By Maureen Hayden
CNHI Statehouse Bureau
To understand why the Indiana criminal code may undergo a major overhaul in the next legislative session, it helps to know that child molesters and rapists face less prison time than someone caught with a few grams of cocaine standing near a public park.
The code — which lays out the standards for crime and punishment in Indiana — is, as one judge puts it, “out of whack and in need of re-alignment.”
That quote comes from John Marnocha, a trial court judge in South Bend, the past president of the Indiana Judges Association, and a member of the Indiana Criminal Code Evaluation Commission.
Over the past few weeks, Marnocha and commission members have been vetting major recommendations that, if put in place, would overhaul the state’s criminal felony laws to make punishment more proportionate to the crime.
The recommendations come from a work group of attorneys, created by the commission and led by former U.S. Attorney Deborah Daniels. They call for some sweeping changes, including more levels of felonies, tougher penalties for the worst sex and violent crimes, and less prison time for low-level drug crimes.
“What we’re talking about is part of long-term, top-to-bottom reform,” said state Rep. Matt Pierce, who served as the commission’s first chairman when it was created back in 2009. Commission members include a wide array of stakeholders in the justice system, representing judges, lawmakers, prosecutors, public defenders, probation officers and corrections officials.
Pierce, a Bloomington attorney, is a liberal Democrat in a Statehouse dominated by conservative Republicans, but his allies in the effort are on both sides of the political aisle.
“There’s a pretty strong consensus between conservatives and liberals that this needs to get done,” Pierce said.
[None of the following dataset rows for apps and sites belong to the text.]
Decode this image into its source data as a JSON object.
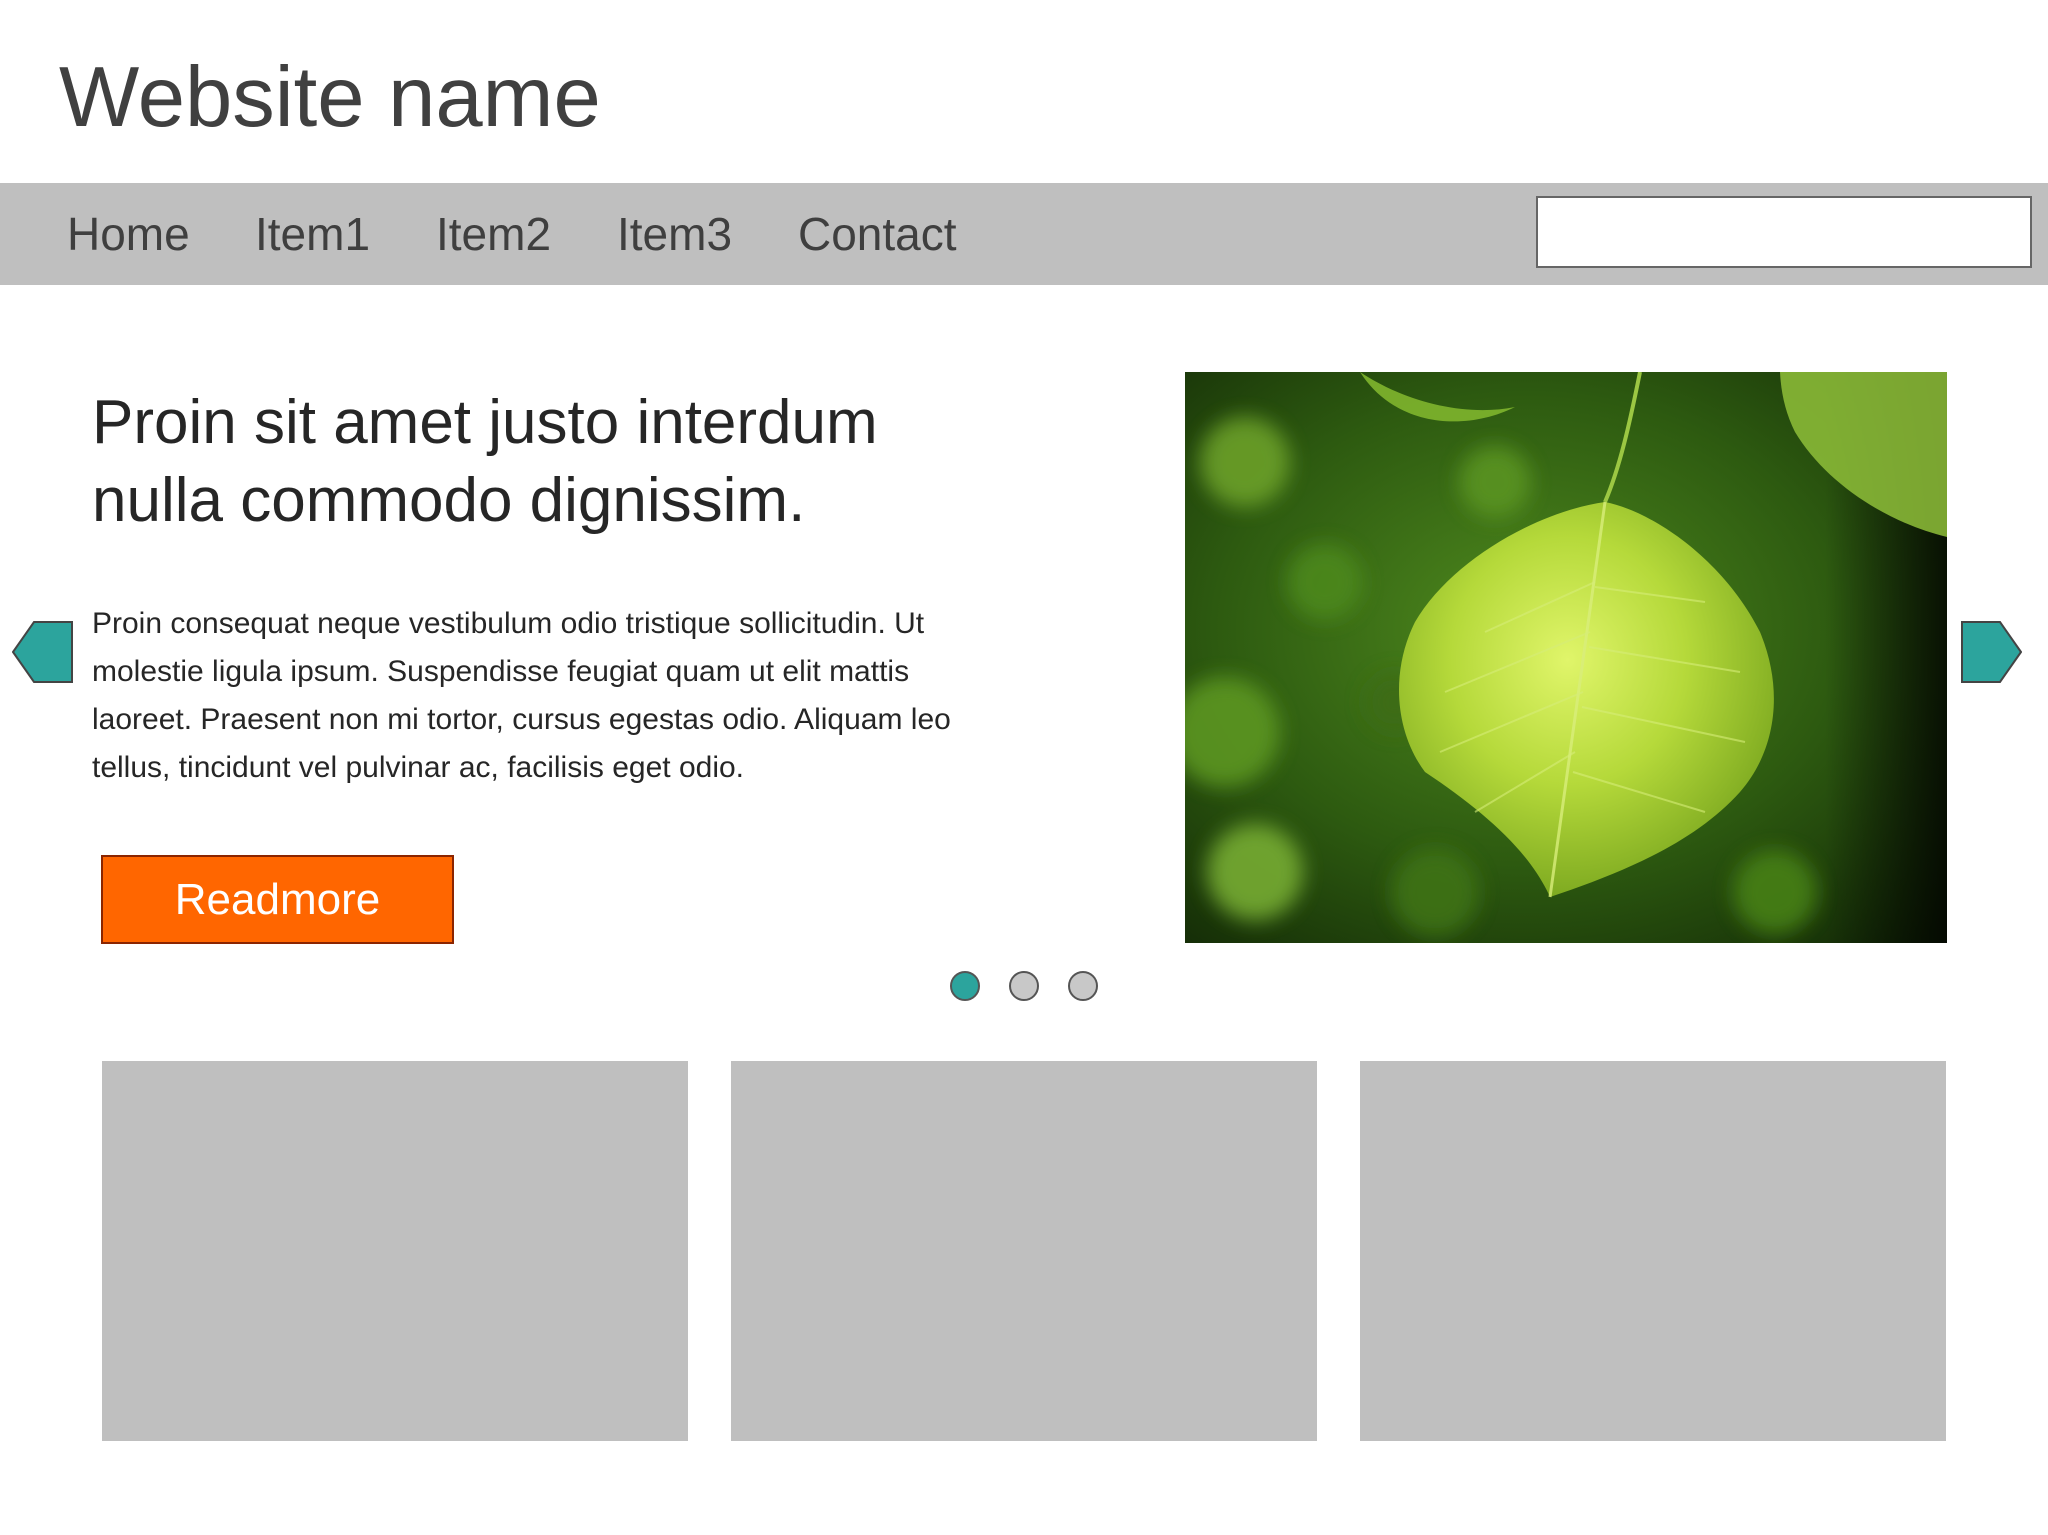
{
  "header": {
    "site_name": "Website name"
  },
  "nav": {
    "items": [
      {
        "label": "Home"
      },
      {
        "label": "Item1"
      },
      {
        "label": "Item2"
      },
      {
        "label": "Item3"
      },
      {
        "label": "Contact"
      }
    ],
    "search": {
      "value": "",
      "placeholder": ""
    }
  },
  "slider": {
    "heading": "Proin sit amet justo interdum nulla commodo dignissim.",
    "body": "Proin consequat neque vestibulum odio tristique sollicitudin. Ut molestie ligula ipsum. Suspendisse feugiat quam ut elit mattis laoreet. Praesent non mi tortor, cursus egestas odio. Aliquam leo tellus, tincidunt vel pulvinar ac, facilisis eget odio.",
    "button_label": "Readmore",
    "image_icon": "leaf-photo",
    "prev_icon": "arrow-left-icon",
    "next_icon": "arrow-right-icon",
    "slide_count": 3,
    "active_slide": 1
  },
  "cards": {
    "count": 3
  },
  "colors": {
    "nav_background": "#bfbfbf",
    "accent_teal": "#2ca49d",
    "button_orange": "#ff6600",
    "placeholder_gray": "#bfbfbf"
  }
}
That’s echoed by the current commission chairman, state Rep. Ralph Foley, R-Martinsville, who likes to remind his colleagues: “The Indiana Constitution requires proportionately.”
That’s no easy task. The last time the state’s criminal statutes were “re-codified” by the Legislature was in 1977. Since then, the Legislature has added a lot more crimes to the code, but did so in a piecemeal fashion without making sure there were like penalties for like crimes.
Foley blames it in part on “law and order” lawmakers — himself included — who beefed up the punishment for drug crimes, convinced it would be a deterrent.
That’s why possessing a small amount of cocaine while near a park or a school is a class A felony — the highest felony level — that can get you 20 to 50 years in prison.
Compare that, as the commission’s work group did, to rape: a class B felony that carries an advisory sentence of 10 years and a maximum penalty of 20 years. Child molesting, charged as a class C felony, carries a maximum penalty of 8 years.
It’s not just the drug laws that may be in for a fix.
One of Marnocha’s favorite examples of how the code is “out of whack” involves comparing theft and forgery. Theft, up to $100,000, is a class D felony with a maximum penalty of three years behind bars. Forgery, charged as class C felony, can get you eight years.
“So if I had a suitcase filled with $99,999 and you stole that, it’s a only class D felony. But if you stole my checkbook, signed my name and cashed a check for $9.99, that’s a class C felony and you could go to jail for a lot longer,” Marnocha said.
“That’s one example; there are others that are a lot more serious.”
The present formula no longer makes sense to longtime legislators like state Sen. Brent Steele, a conservative Republican from Bedford and influential chairman of the Senate’s courts and corrections committee. Steele has already said he’ll carry the Senate version of the bill that rewrites the criminal code and base much of it on the recommendations that come out the Criminal Code Evaluation Commission.
“We’ve got to be willing to back up and look at what we’ve done,” Steele said. “And then go in and fix it.”
Pierce agrees. “The slogan used to be ‘let’s be tough on crime,’” he said. “The new slogan is ‘let’s be smart on crime.’”
Maureen Hayden covers the Statehouse for the CNHI newspapers in Indiana. She can be reached at firstname.lastname@example.org.